Except for the pictures, write out all the records that follow exactly.

** Opening Supplied records block **

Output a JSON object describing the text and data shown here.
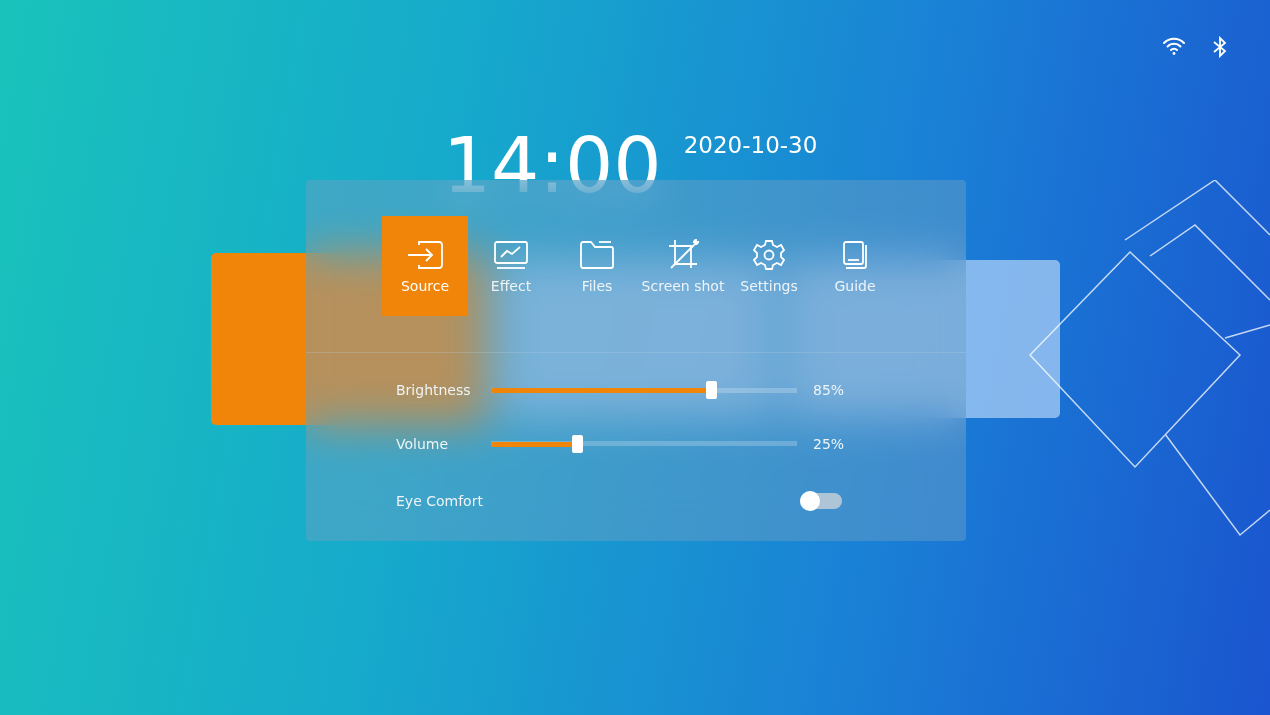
{
  "clock": {
    "time": "14:00",
    "date": "2020-10-30"
  },
  "home_cards": [
    {
      "selected": true
    },
    {
      "selected": false
    },
    {
      "selected": false
    }
  ],
  "quick_panel": {
    "tabs": [
      {
        "label": "Source",
        "selected": true
      },
      {
        "label": "Effect",
        "selected": false
      },
      {
        "label": "Files",
        "selected": false
      },
      {
        "label": "Screen shot",
        "selected": false
      },
      {
        "label": "Settings",
        "selected": false
      },
      {
        "label": "Guide",
        "selected": false
      }
    ],
    "sliders": [
      {
        "label": "Brightness",
        "level": 0.72,
        "reading": "85%"
      },
      {
        "label": "Volume",
        "level": 0.28,
        "reading": "25%"
      }
    ],
    "toggles": [
      {
        "label": "Eye Comfort",
        "on": false
      }
    ]
  }
}
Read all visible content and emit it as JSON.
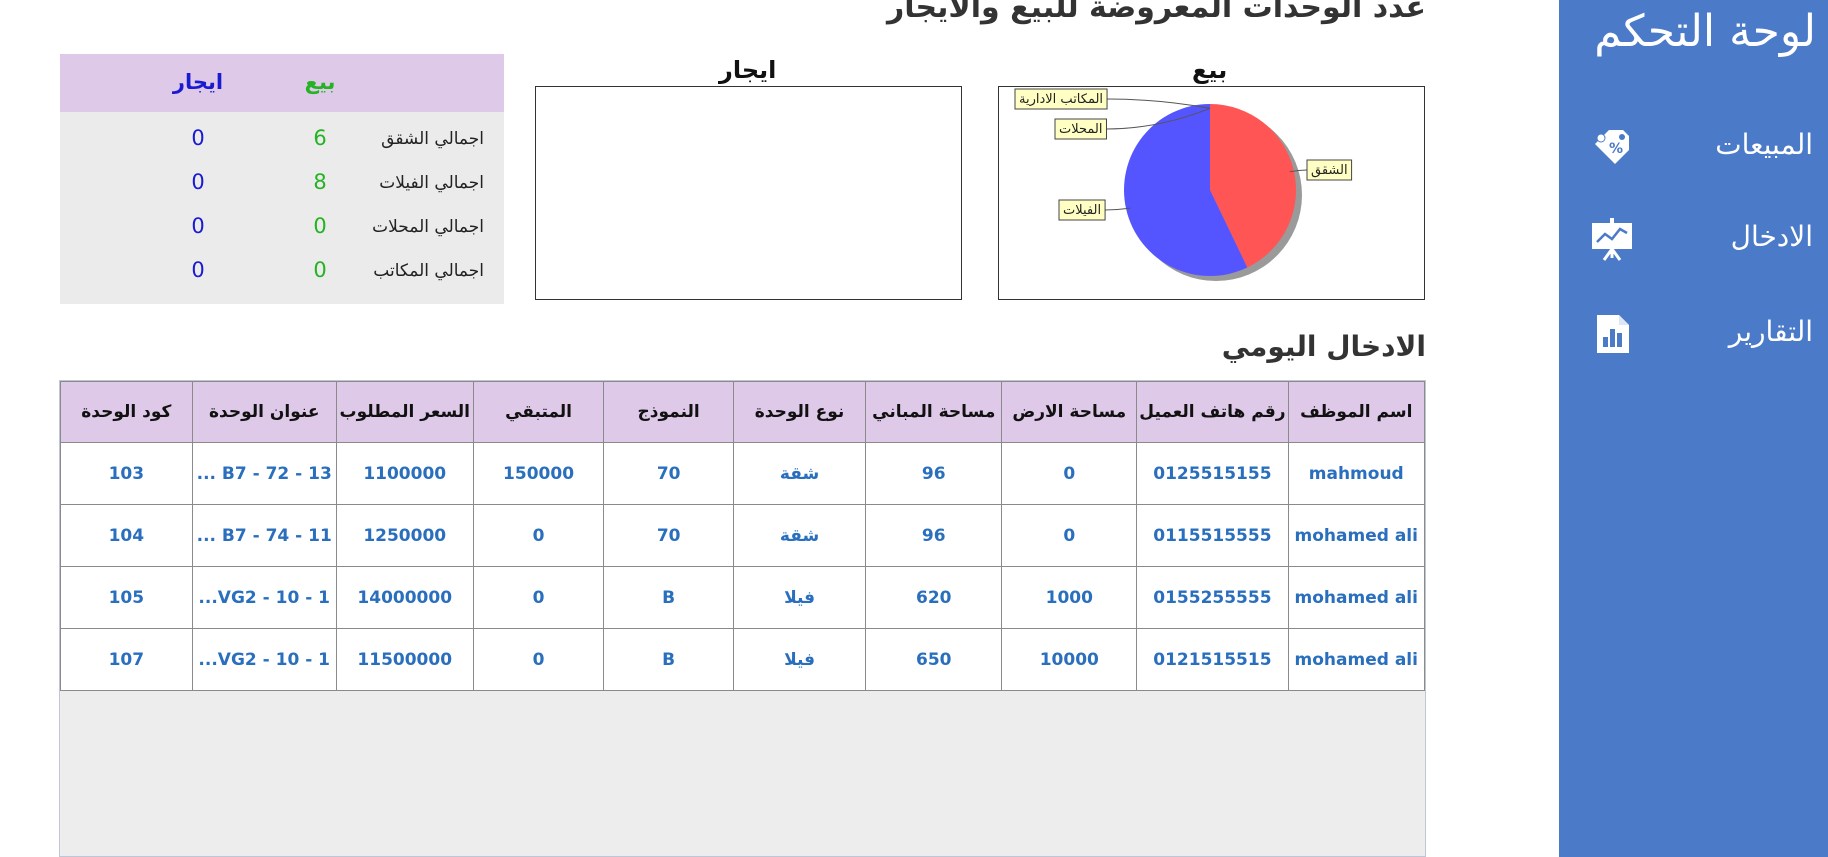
{
  "sidebar": {
    "title": "لوحة التحكم",
    "items": [
      {
        "label": "المبيعات",
        "icon": "sales-tag-icon"
      },
      {
        "label": "الادخال",
        "icon": "presentation-chart-icon"
      },
      {
        "label": "التقارير",
        "icon": "bar-report-icon"
      }
    ]
  },
  "main": {
    "title": "عدد الوحدات المعروضة للبيع والايجار",
    "daily_title": "الادخال اليومي"
  },
  "charts": {
    "sale_title": "بيع",
    "rent_title": "ايجار"
  },
  "chart_data": {
    "type": "pie",
    "title": "بيع",
    "labels": [
      "الشقق",
      "الفيلات",
      "المحلات",
      "المكاتب الادارية"
    ],
    "values": [
      6,
      8,
      0,
      0
    ],
    "colors": [
      "#ff5555",
      "#5555ff",
      "#55ff55",
      "#ffff55"
    ]
  },
  "summary": {
    "col_sale": "بيع",
    "col_rent": "ايجار",
    "rows": [
      {
        "label": "اجمالي الشقق",
        "sale": "6",
        "rent": "0"
      },
      {
        "label": "اجمالي الفيلات",
        "sale": "8",
        "rent": "0"
      },
      {
        "label": "اجمالي المحلات",
        "sale": "0",
        "rent": "0"
      },
      {
        "label": "اجمالي المكاتب",
        "sale": "0",
        "rent": "0"
      }
    ]
  },
  "grid": {
    "headers": [
      "اسم الموظف",
      "رقم هاتف العميل",
      "مساحة الارض",
      "مساحة المباني",
      "نوع الوحدة",
      "النموذج",
      "المتبقي",
      "السعر المطلوب",
      "عنوان الوحدة",
      "كود الوحدة"
    ],
    "rows": [
      [
        "mahmoud",
        "0125515155",
        "0",
        "96",
        "شقة",
        "70",
        "150000",
        "1100000",
        "B7 - 72 - 13 ...",
        "103"
      ],
      [
        "mohamed ali",
        "0115515555",
        "0",
        "96",
        "شقة",
        "70",
        "0",
        "1250000",
        "B7 - 74 - 11 ...",
        "104"
      ],
      [
        "mohamed ali",
        "0155255555",
        "1000",
        "620",
        "فيلا",
        "B",
        "0",
        "14000000",
        "VG2 - 10 - 1...",
        "105"
      ],
      [
        "mohamed ali",
        "0121515515",
        "10000",
        "650",
        "فيلا",
        "B",
        "0",
        "11500000",
        "VG2 - 10 - 1...",
        "107"
      ]
    ]
  },
  "colors": {
    "sidebar": "#4a7ac8",
    "header_bg": "#dfc9e9",
    "sale_value": "#23b323",
    "rent_value": "#1a1ad0",
    "cell_text": "#2a6fbe"
  }
}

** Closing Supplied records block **

Solution to this task –
Output a JSON object describing the text and data shown here.
{
  "clock": {
    "time": "14:00",
    "date": "2020-10-30"
  },
  "home_cards": [
    {
      "selected": true
    },
    {
      "selected": false
    },
    {
      "selected": false
    }
  ],
  "quick_panel": {
    "tabs": [
      {
        "label": "Source",
        "selected": true
      },
      {
        "label": "Effect",
        "selected": false
      },
      {
        "label": "Files",
        "selected": false
      },
      {
        "label": "Screen shot",
        "selected": false
      },
      {
        "label": "Settings",
        "selected": false
      },
      {
        "label": "Guide",
        "selected": false
      }
    ],
    "sliders": [
      {
        "label": "Brightness",
        "level": 0.72,
        "reading": "85%"
      },
      {
        "label": "Volume",
        "level": 0.28,
        "reading": "25%"
      }
    ],
    "toggles": [
      {
        "label": "Eye Comfort",
        "on": false
      }
    ]
  }
}
Read all visible content and emit it as JSON.
{
  "sidebar": {
    "title": "لوحة التحكم",
    "items": [
      {
        "label": "المبيعات",
        "icon": "sales-tag-icon"
      },
      {
        "label": "الادخال",
        "icon": "presentation-chart-icon"
      },
      {
        "label": "التقارير",
        "icon": "bar-report-icon"
      }
    ]
  },
  "main": {
    "title": "عدد الوحدات المعروضة للبيع والايجار",
    "daily_title": "الادخال اليومي"
  },
  "charts": {
    "sale_title": "بيع",
    "rent_title": "ايجار"
  },
  "chart_data": {
    "type": "pie",
    "title": "بيع",
    "labels": [
      "الشقق",
      "الفيلات",
      "المحلات",
      "المكاتب الادارية"
    ],
    "values": [
      6,
      8,
      0,
      0
    ],
    "colors": [
      "#ff5555",
      "#5555ff",
      "#55ff55",
      "#ffff55"
    ]
  },
  "summary": {
    "col_sale": "بيع",
    "col_rent": "ايجار",
    "rows": [
      {
        "label": "اجمالي الشقق",
        "sale": "6",
        "rent": "0"
      },
      {
        "label": "اجمالي الفيلات",
        "sale": "8",
        "rent": "0"
      },
      {
        "label": "اجمالي المحلات",
        "sale": "0",
        "rent": "0"
      },
      {
        "label": "اجمالي المكاتب",
        "sale": "0",
        "rent": "0"
      }
    ]
  },
  "grid": {
    "headers": [
      "اسم الموظف",
      "رقم هاتف العميل",
      "مساحة الارض",
      "مساحة المباني",
      "نوع الوحدة",
      "النموذج",
      "المتبقي",
      "السعر المطلوب",
      "عنوان الوحدة",
      "كود الوحدة"
    ],
    "rows": [
      [
        "mahmoud",
        "0125515155",
        "0",
        "96",
        "شقة",
        "70",
        "150000",
        "1100000",
        "B7 - 72 - 13 ...",
        "103"
      ],
      [
        "mohamed ali",
        "0115515555",
        "0",
        "96",
        "شقة",
        "70",
        "0",
        "1250000",
        "B7 - 74 - 11 ...",
        "104"
      ],
      [
        "mohamed ali",
        "0155255555",
        "1000",
        "620",
        "فيلا",
        "B",
        "0",
        "14000000",
        "VG2 - 10 - 1...",
        "105"
      ],
      [
        "mohamed ali",
        "0121515515",
        "10000",
        "650",
        "فيلا",
        "B",
        "0",
        "11500000",
        "VG2 - 10 - 1...",
        "107"
      ]
    ]
  },
  "colors": {
    "sidebar": "#4a7ac8",
    "header_bg": "#dfc9e9",
    "sale_value": "#23b323",
    "rent_value": "#1a1ad0",
    "cell_text": "#2a6fbe"
  }
}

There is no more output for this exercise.